Encouraging Good Sportsmanship in Children


By Ron Hindbaugh M.A.


As I watched the female figure skating performances taking place in Salt Lake City some years past, I was very impressed with the manner in which Michelle Kwan handled the results of her performance that night. She was naturally disappointed because of the vision she has had for many years of obtaining the gold medal. But a fall on the ice robbed her of this dream. She composed herself after the disappointment and, like a true champion, even guided the younger Sarah Hughes, to her proper place on the podium to receive the gold medal.

As we watch this display of true sportsmanship, a question that a parent may ask himself or herself is. “How did Michelle decide that she was going to behave in a manner that put competition in its proper perspective?” Good sportsmanship is not an easy thing to teach your child. It becomes even more difficult when winning becomes the objective and your child is guided by a coach or “significant other” who has gotten caught in the trap of reasoning and thinking that teaches "winning is the reason for playing."

Because of the "winning is the most important thing" thinking and the detrimental effect it can have on the child and his/her attitude toward sports and participation in sports, Stephen J. Bavolek, a noted expert in the field of parent education, feels that adults who guide children in the individual and team sports need to place more emphasizes on the importance of helping children develop their positive overall self-image through sports. He feels that adults should hold to a philosophy that emphasizes that winning is secondary to trying one's best.

Dr. Bavolek says that children should be involved in sports to have fun. He states that sports help the child to learn and improve skills. Through participation in sports children make new friends and learn to enjoy participating in a team process with people who the child enjoys and finds social gratification. Another reason Dr. Bavolek thinks that children benefit from sports is the exercise and fitness that are part of any active team sports.

Sports should also be a source of excitement. The thrill of hitting, kicking, or catching a ball is more important to children than winning the game. Dr. Bavolek states that, "Contrary to the perceptions of most adults, children say winning is relatively unimportant aspect of playing a game. The pressure put on children by some parents and coaches to win a game is simply out of touch with the views of children."

Dr. Bavolek feels that the philosophy of the wise coach or parent should include the following elements:

· An atmosphere that encourages children to play for the pure enjoyment of playing. He states this should be the primary goal of children who participate in sports.

· There needs to be an emphasis on sportsmanship type behavior. Trying hard to accomplish a task should receive as much attention as accomplishing the task.

· There needs to be support for comparable playing time. The coach should know each child personally and adhere to the philosophy of providing each child with playing time. Even though a child may not have refined his or her skills, opportunity to do so should be provided to each child.

· Respect for the child is practiced. The child should always be referred to by his or her first name. Negative labels that may communicate disrespect or belittlement are never used.

· Appropriate touch is used. Rituals such as tapping a child's buttocks or messing a child's hair must be eliminated.

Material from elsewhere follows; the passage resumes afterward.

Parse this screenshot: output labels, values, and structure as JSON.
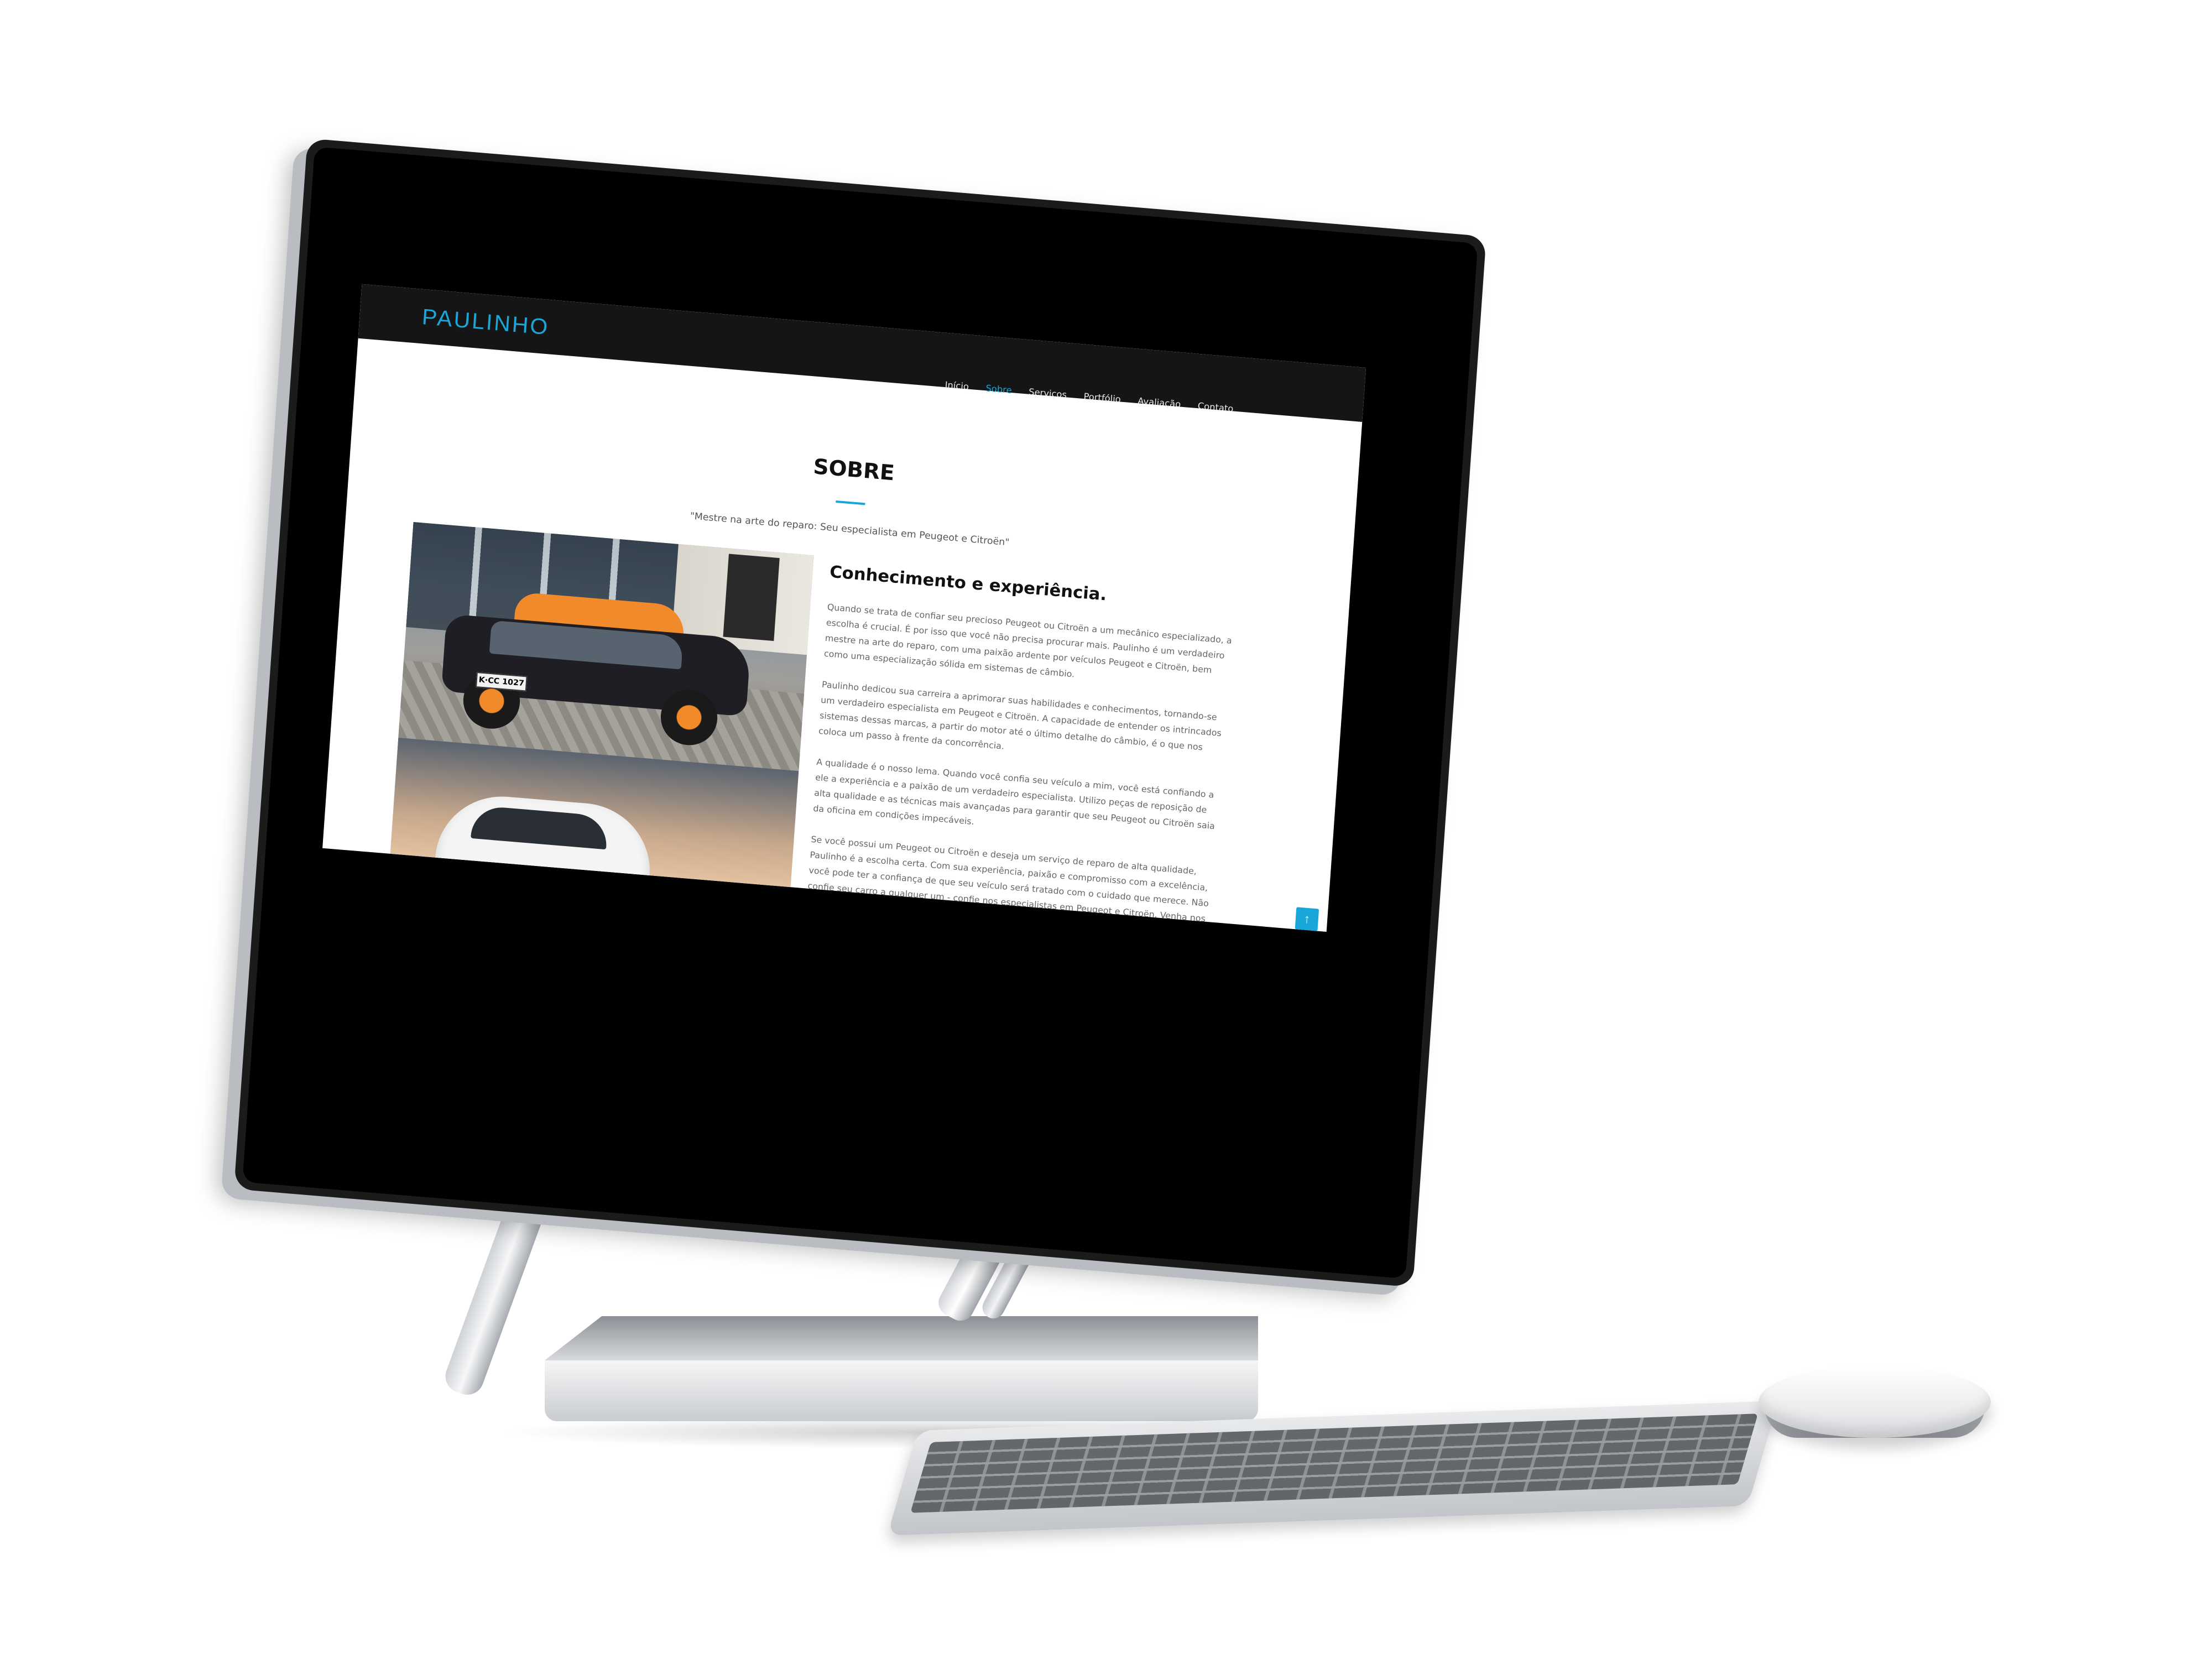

These are replaced by rituals such as "high fives," handshakes, and pats on the back.

· Adults who work to guide and coach children must be aware of the children’s feelings and intuitively know how to help a children through times of un sureness and/or discomfort that accompanies the learning of new skills. Adults will do this by helping the child view instances of success and failure with pride in the effort they have made.

· Parents are involved and support and participate the efforts of the team and the coach.

· The coaches and other guiding adults model good sportsmanship. Taunting, harassing, making fun, or calling names are not seen or tolerated.

· Safety is important and, as a result, commonly accepted rules or safety are followed. Helmets and protective gear are mandatory aspects for participation.

Research has shown that children who drop out of sports do so for the following reasons:

1.                  Lack of Playing Time.

2.                  Being Criticized.

3.                  When Size or Skills Don't Match.

4.                  Unnecessary Stress Regarding Their Performance.

5.                  Perceived Failure.

6.                  Poor Organization.

If parents and coaches will define success in sports as "doing your best” and more young people will grow up with the belief that success in life does not mean you have to “win”, success will mean that you have "done your best."